Data records
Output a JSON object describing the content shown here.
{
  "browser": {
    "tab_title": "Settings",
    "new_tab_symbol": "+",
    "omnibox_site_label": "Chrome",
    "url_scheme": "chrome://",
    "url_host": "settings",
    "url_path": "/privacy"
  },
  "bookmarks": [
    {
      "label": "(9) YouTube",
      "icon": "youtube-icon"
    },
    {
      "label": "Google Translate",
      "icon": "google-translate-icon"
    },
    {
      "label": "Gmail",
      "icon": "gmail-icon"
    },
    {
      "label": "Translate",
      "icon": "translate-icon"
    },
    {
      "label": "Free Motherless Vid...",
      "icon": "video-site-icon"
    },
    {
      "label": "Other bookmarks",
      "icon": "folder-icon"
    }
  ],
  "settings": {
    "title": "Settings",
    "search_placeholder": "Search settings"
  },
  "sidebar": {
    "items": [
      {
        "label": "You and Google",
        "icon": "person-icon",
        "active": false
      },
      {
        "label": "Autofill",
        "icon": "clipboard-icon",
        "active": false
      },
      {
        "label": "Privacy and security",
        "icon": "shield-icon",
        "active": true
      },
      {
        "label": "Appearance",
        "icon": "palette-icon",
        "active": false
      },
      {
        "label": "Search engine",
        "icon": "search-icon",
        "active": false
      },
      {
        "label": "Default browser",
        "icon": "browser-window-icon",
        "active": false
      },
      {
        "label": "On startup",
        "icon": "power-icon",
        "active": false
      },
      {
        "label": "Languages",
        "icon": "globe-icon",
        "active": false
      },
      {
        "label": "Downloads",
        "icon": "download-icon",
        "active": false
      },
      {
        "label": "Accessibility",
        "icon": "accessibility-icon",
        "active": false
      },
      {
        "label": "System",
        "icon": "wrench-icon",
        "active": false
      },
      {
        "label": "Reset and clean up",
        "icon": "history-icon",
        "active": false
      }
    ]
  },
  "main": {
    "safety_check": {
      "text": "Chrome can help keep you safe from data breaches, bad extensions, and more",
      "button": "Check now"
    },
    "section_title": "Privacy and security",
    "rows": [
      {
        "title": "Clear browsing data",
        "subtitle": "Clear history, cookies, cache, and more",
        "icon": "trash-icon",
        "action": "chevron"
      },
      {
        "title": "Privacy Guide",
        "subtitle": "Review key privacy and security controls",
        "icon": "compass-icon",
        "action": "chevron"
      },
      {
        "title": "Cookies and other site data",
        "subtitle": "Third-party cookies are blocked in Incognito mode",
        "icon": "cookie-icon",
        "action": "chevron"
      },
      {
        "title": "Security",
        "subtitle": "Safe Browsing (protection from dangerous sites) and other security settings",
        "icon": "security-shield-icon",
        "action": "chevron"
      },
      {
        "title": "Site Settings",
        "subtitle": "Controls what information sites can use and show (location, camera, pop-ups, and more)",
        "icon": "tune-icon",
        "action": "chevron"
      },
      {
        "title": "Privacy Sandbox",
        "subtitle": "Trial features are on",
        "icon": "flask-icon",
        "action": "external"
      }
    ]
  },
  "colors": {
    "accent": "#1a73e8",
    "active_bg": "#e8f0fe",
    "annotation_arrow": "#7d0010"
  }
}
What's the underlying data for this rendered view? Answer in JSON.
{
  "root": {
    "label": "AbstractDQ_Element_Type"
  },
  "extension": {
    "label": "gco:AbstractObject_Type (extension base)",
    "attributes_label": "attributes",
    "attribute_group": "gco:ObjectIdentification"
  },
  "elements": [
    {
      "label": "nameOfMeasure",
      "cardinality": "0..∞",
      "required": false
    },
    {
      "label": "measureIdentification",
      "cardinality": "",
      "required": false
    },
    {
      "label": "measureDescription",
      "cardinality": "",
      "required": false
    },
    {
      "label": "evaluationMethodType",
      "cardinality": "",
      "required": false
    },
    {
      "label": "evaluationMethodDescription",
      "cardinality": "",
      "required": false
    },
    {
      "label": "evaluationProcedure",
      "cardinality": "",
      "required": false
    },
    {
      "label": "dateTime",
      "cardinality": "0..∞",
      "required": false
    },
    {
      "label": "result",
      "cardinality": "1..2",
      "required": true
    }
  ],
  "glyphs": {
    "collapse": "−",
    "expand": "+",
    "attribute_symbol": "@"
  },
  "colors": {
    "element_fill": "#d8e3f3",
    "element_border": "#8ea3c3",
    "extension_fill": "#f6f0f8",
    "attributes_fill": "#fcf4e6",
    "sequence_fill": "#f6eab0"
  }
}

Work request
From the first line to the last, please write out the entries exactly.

Result of the task
Output a JSON object describing the content shown here.
{
  "browser": {
    "tab_title": "Settings",
    "new_tab_symbol": "+",
    "omnibox_site_label": "Chrome",
    "url_scheme": "chrome://",
    "url_host": "settings",
    "url_path": "/privacy"
  },
  "bookmarks": [
    {
      "label": "(9) YouTube",
      "icon": "youtube-icon"
    },
    {
      "label": "Google Translate",
      "icon": "google-translate-icon"
    },
    {
      "label": "Gmail",
      "icon": "gmail-icon"
    },
    {
      "label": "Translate",
      "icon": "translate-icon"
    },
    {
      "label": "Free Motherless Vid...",
      "icon": "video-site-icon"
    },
    {
      "label": "Other bookmarks",
      "icon": "folder-icon"
    }
  ],
  "settings": {
    "title": "Settings",
    "search_placeholder": "Search settings"
  },
  "sidebar": {
    "items": [
      {
        "label": "You and Google",
        "icon": "person-icon",
        "active": false
      },
      {
        "label": "Autofill",
        "icon": "clipboard-icon",
        "active": false
      },
      {
        "label": "Privacy and security",
        "icon": "shield-icon",
        "active": true
      },
      {
        "label": "Appearance",
        "icon": "palette-icon",
        "active": false
      },
      {
        "label": "Search engine",
        "icon": "search-icon",
        "active": false
      },
      {
        "label": "Default browser",
        "icon": "browser-window-icon",
        "active": false
      },
      {
        "label": "On startup",
        "icon": "power-icon",
        "active": false
      },
      {
        "label": "Languages",
        "icon": "globe-icon",
        "active": false
      },
      {
        "label": "Downloads",
        "icon": "download-icon",
        "active": false
      },
      {
        "label": "Accessibility",
        "icon": "accessibility-icon",
        "active": false
      },
      {
        "label": "System",
        "icon": "wrench-icon",
        "active": false
      },
      {
        "label": "Reset and clean up",
        "icon": "history-icon",
        "active": false
      }
    ]
  },
  "main": {
    "safety_check": {
      "text": "Chrome can help keep you safe from data breaches, bad extensions, and more",
      "button": "Check now"
    },
    "section_title": "Privacy and security",
    "rows": [
      {
        "title": "Clear browsing data",
        "subtitle": "Clear history, cookies, cache, and more",
        "icon": "trash-icon",
        "action": "chevron"
      },
      {
        "title": "Privacy Guide",
        "subtitle": "Review key privacy and security controls",
        "icon": "compass-icon",
        "action": "chevron"
      },
      {
        "title": "Cookies and other site data",
        "subtitle": "Third-party cookies are blocked in Incognito mode",
        "icon": "cookie-icon",
        "action": "chevron"
      },
      {
        "title": "Security",
        "subtitle": "Safe Browsing (protection from dangerous sites) and other security settings",
        "icon": "security-shield-icon",
        "action": "chevron"
      },
      {
        "title": "Site Settings",
        "subtitle": "Controls what information sites can use and show (location, camera, pop-ups, and more)",
        "icon": "tune-icon",
        "action": "chevron"
      },
      {
        "title": "Privacy Sandbox",
        "subtitle": "Trial features are on",
        "icon": "flask-icon",
        "action": "external"
      }
    ]
  },
  "colors": {
    "accent": "#1a73e8",
    "active_bg": "#e8f0fe",
    "annotation_arrow": "#7d0010"
  }
}
What's the underlying data for this rendered view? Answer in JSON.
{
  "root": {
    "label": "AbstractDQ_Element_Type"
  },
  "extension": {
    "label": "gco:AbstractObject_Type (extension base)",
    "attributes_label": "attributes",
    "attribute_group": "gco:ObjectIdentification"
  },
  "elements": [
    {
      "label": "nameOfMeasure",
      "cardinality": "0..∞",
      "required": false
    },
    {
      "label": "measureIdentification",
      "cardinality": "",
      "required": false
    },
    {
      "label": "measureDescription",
      "cardinality": "",
      "required": false
    },
    {
      "label": "evaluationMethodType",
      "cardinality": "",
      "required": false
    },
    {
      "label": "evaluationMethodDescription",
      "cardinality": "",
      "required": false
    },
    {
      "label": "evaluationProcedure",
      "cardinality": "",
      "required": false
    },
    {
      "label": "dateTime",
      "cardinality": "0..∞",
      "required": false
    },
    {
      "label": "result",
      "cardinality": "1..2",
      "required": true
    }
  ],
  "glyphs": {
    "collapse": "−",
    "expand": "+",
    "attribute_symbol": "@"
  },
  "colors": {
    "element_fill": "#d8e3f3",
    "element_border": "#8ea3c3",
    "extension_fill": "#f6f0f8",
    "attributes_fill": "#fcf4e6",
    "sequence_fill": "#f6eab0"
  }
}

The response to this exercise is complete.